"I don't know," she admitted. "There's no indication that this planet has active plates. And even if it did, how could there have been enough microbes for it to form? When was this planet warm enough for the required conditions? And…and why do I think this isn't oil?"

Rob stared at her, clearly interested. So interested that his hot chocolate was forgotten. Unable to contain herself, Ruda showed him the paper again, pointing one finger at each set of statistics.

"I've been studying an oil sample," she said softly. "Carbon, hydrogen…usual chemical formation, though there's far more carbon than usual. The kind of concentration you'd expect in carbon-based life. And…and look at the volume."

Rob did. And still remained silent. But Ruda could tell his mind was going down the same path as hers.

"The oil sample. It increased in volume," the scientist said gravely. "Almost as if it was replicating."

Rob looked back up at her.

"Almost as if it were alive…"

Captain Wheaton Mordain knew it would be time to turn in soon. But for now, he was willing to sit on the Gehenna's bridge and stare out into the snowstorm around it.

He felt at home here. The Gehenna was a rust bucket that was considered out-dated a decade ago, but one perk to its design was that its bridge was located at the top of its hull rather than at the front. It was his own little nest. His control node, a place where he could be talking to McPhail and Everton out on the rig one second, and Ruda or Chapel the next. OA-196 was a hell were every day was a cold one, but as he'd come to realize, better to rule in Hell than to serve in Heaven. It was as if the EPC knew it, what with assigning him to a ship called the "Gehenna" of all things, content to have one of their vessels operate so far from Earth that one usually had to wait a full month to get a return message.

And what else do they know? Mordain wondered, staring out into the snowstorm around him. And what haven't they told me?

Possibly nothing. But still, something was fishy. And with the lack of any marine predators in this world's seas, those fish were free to multiply.

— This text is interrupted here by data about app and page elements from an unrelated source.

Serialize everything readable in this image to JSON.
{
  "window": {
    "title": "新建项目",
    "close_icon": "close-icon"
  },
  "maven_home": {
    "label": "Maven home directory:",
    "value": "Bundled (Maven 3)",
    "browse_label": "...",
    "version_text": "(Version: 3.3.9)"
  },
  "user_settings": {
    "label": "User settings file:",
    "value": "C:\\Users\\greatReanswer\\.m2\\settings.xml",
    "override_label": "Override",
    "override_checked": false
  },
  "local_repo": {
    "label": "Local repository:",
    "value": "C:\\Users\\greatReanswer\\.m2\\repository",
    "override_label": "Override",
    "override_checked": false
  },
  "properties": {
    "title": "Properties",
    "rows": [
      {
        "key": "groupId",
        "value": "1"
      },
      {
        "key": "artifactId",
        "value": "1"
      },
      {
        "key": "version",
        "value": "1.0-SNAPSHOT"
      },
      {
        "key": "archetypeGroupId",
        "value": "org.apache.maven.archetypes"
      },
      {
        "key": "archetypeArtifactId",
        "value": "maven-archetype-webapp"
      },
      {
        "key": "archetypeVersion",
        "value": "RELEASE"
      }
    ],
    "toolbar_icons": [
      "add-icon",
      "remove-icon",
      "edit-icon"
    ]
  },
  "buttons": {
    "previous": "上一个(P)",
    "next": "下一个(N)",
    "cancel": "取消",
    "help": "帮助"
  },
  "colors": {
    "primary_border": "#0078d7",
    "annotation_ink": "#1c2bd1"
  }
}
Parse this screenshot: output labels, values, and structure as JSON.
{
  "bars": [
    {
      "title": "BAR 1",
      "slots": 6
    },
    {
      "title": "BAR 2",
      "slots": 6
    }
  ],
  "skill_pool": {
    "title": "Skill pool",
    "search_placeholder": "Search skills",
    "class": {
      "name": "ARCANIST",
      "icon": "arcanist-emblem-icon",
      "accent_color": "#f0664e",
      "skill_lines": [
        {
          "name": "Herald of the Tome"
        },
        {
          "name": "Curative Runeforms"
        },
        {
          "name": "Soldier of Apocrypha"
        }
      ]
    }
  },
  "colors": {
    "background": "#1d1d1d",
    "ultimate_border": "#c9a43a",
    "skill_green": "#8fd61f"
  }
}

How had oil been detected on this world, Mordain wondered? What compelled the EPC to send a scout ship to an ice world where it shouldn't have been able to form? There were far more lucrative operations being carried out on other worlds, and worlds closer to Earth at that. No doubt they'd get to this world eventually - even in an age of hydrogen fuel cells and the like, oil was still required to make plastics. But it seemed to be jumping the gun a little, and while Mordian enjoyed ruling over his piece of hell, sometimes Heaven didn't seem so bad. Not that Earth was all that pleasant to live on but-


The captain sprung out of his chair.


But didn't react further because it was simply the sound of someone knocking on the door to the bridge.

"Door's open," Mordain called out, sitting back in his chair.


"I said the door's open."


"Oh, for crying out loud…"

Was it really so hard to open a door? To simply press the enter button on the keypad? Mordain wouldn't have thought so, but then again, he never would have thought he'd have been assigned to an ice-world to extract oil either.

Boom. Boom.

"I'm coming, I'm coming," Mordain said, approaching the door, looking down at the keypad and pressing the enter button on his end. "Honestly, can't you open a-"

He didn't get the chance to finish that sentence.

As the pair of things sprung into the room and knocked him to the ground, he didn't get the chance to say anything more period.


This being the first chapter of the story, there isn't too much to say that my homepage entry for it doesn't already cover. Still, short version is, this originally started off as a short story with a 2,500 word limit. Realizing I couldn't compress it into that few words, I expanded it into a multi-chaptered fic. Hopefully it works better this way.

For what it's worth, I could have started this off with a prologue, and indeed, I wrote one up. However, I decided not to post it as it felt like too weak of an opening, a "been there, done that" feel was felt, and it didn't convey anything that the story doesn't tell the reader in later chapters.

Update (29/01/13): Corrected some writing goofs.